How to Make Your Office More Sustainable

Real estate firm Avison Young insulated its new workspace with recycled denim jeans
Illustration by Cristina Spanò

If the walls of Avison Young’s new Edmonton headquarters could talk, they might want to brag about their new threads. To up its sustainability factor, the real estate firm has insulated its new office with recycled denim jeans—210 pairs to be exact, mechanically separated and formed into batts, or insulation blankets.

Insulation is usually made from fibreglass—a material that is notoriously difficult to recycle and usually ends up in landfills. Fibreglass also produces dust that irritates the skin and airways, and workers have to wear full personal protective equipment during installation. Denim, on the other hand, is easy on the eyes and the hands.

Avison Young hired the architecture firm Innerspaces, which uses denim as part of its product line, to handle its makeover. “The amount of fibreglass insulation we’ve thrown away over the years is horrifying,” says Tim Taitinger, Innerspaces’ president. “It was fantastic to use something as cool as recycled denim, which performs well acoustically and is much more sustainable.”

“The technology is a win-win because there are both environmental and cost savings”

Innerspaces worked with DIRTT Environmental Solutions, a Calgary-based construction firm that makes modular walls insulated with recycled denim. Total construction costs were approximately $125 per square foot, with the denim insulation costing around $0.90 per square foot. That’s a bit cheaper than fibreglass insulation, which normally costs between $1 and $2. Avison Young leases its space, and since the walls are modular, the company can either take them to its next location or leave them for the next tenant to use as they wish.
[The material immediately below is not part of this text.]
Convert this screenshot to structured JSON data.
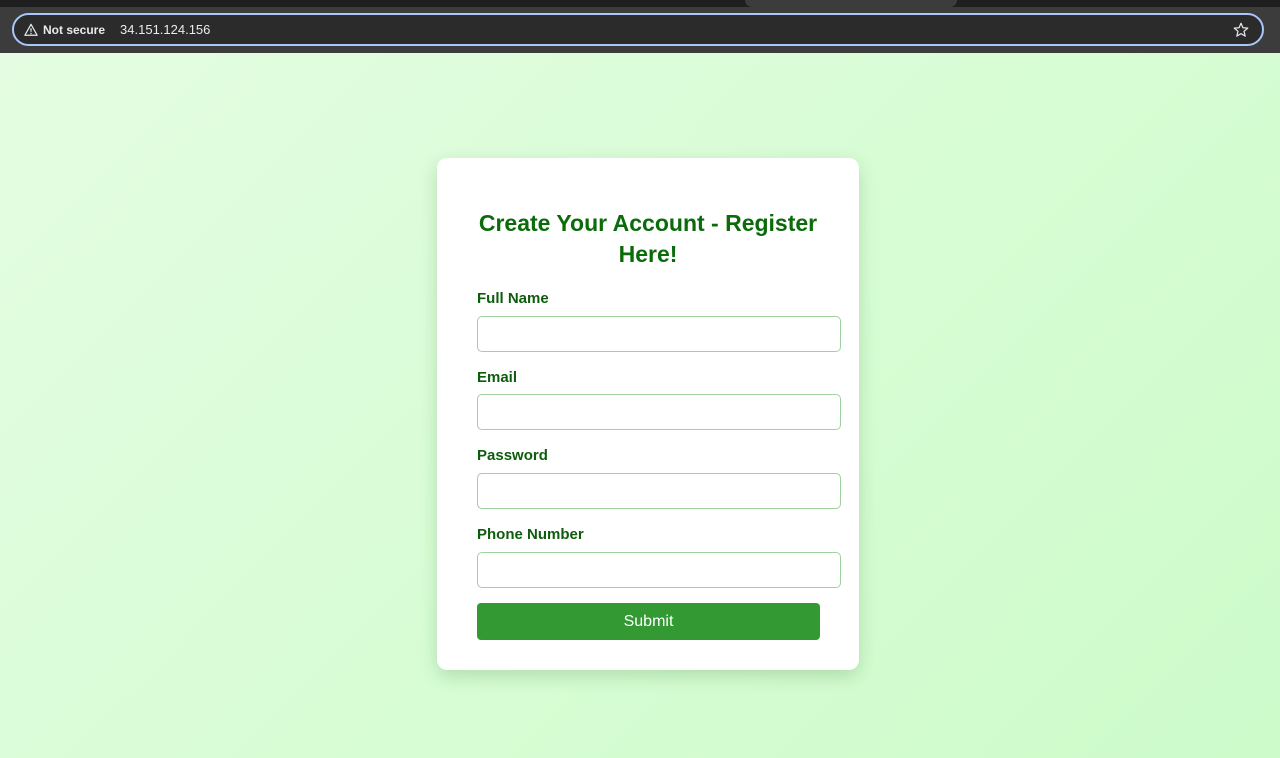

Denim insulation releases 53 per cent less carbon during its production cycle than fibreglass. By not using fibreglass, this project prevented 815 kilograms of drywall waste from entering a landfill; that translates to 702 fewer kilos of CO2 in the atmosphere. Cutting emissions in building projects is one major way companies can contribute to the fight against climate change. And if cool jeans are involved, all the better. “This project is part of a wider trend toward a circular economy, which aims to keep materials in use for as long as possible,” says Jon Gibson, Avison Young’s global director of sustainability. The decision to insulate with denim was part of its broader ESG framework. To that end, the company has pledged to reduce carbon emissions in its U.K. workplaces to net zero, before expanding the policy internationally.
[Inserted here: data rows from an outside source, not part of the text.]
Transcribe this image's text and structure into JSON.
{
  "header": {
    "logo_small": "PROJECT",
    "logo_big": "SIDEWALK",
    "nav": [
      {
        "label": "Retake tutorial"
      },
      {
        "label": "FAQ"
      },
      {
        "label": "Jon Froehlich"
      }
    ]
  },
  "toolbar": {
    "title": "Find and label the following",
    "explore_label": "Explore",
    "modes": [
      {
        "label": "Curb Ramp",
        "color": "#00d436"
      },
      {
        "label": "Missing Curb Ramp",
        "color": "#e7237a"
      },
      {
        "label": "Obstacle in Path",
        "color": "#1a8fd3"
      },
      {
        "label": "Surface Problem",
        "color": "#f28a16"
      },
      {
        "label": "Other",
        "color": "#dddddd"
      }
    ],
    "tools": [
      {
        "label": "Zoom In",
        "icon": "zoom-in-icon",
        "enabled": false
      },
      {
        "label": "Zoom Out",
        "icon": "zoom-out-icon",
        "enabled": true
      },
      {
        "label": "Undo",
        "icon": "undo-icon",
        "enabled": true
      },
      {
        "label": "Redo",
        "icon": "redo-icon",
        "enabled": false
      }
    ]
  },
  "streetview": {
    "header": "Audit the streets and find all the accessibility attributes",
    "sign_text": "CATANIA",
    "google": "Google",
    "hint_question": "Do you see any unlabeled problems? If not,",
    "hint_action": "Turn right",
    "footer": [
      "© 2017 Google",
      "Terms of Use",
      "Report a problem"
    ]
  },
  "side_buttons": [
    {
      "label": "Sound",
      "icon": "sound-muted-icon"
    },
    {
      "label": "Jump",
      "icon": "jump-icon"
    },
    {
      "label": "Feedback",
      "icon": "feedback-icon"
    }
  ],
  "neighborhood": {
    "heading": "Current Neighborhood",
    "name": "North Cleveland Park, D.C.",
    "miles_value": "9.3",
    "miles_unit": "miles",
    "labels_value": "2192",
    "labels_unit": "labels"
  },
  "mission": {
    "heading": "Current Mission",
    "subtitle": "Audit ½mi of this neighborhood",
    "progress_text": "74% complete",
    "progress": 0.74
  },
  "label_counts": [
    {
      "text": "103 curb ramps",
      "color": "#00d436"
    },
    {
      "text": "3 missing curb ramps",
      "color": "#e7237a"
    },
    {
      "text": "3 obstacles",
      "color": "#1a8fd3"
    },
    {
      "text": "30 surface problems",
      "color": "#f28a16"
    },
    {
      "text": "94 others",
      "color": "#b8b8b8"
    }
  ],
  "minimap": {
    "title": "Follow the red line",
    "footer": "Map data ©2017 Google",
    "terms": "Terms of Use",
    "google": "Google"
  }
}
In its U.K. offices, the company is also increasing the use of smart technology like sensors that tell them how often parts of the building are being used. “There’s no point heating the whole building if certain parts only get used for an hour a day,” Gibson says. It uses similar systems to manage light usage. “The technology is a win-win because there are both environmental and cost savings.”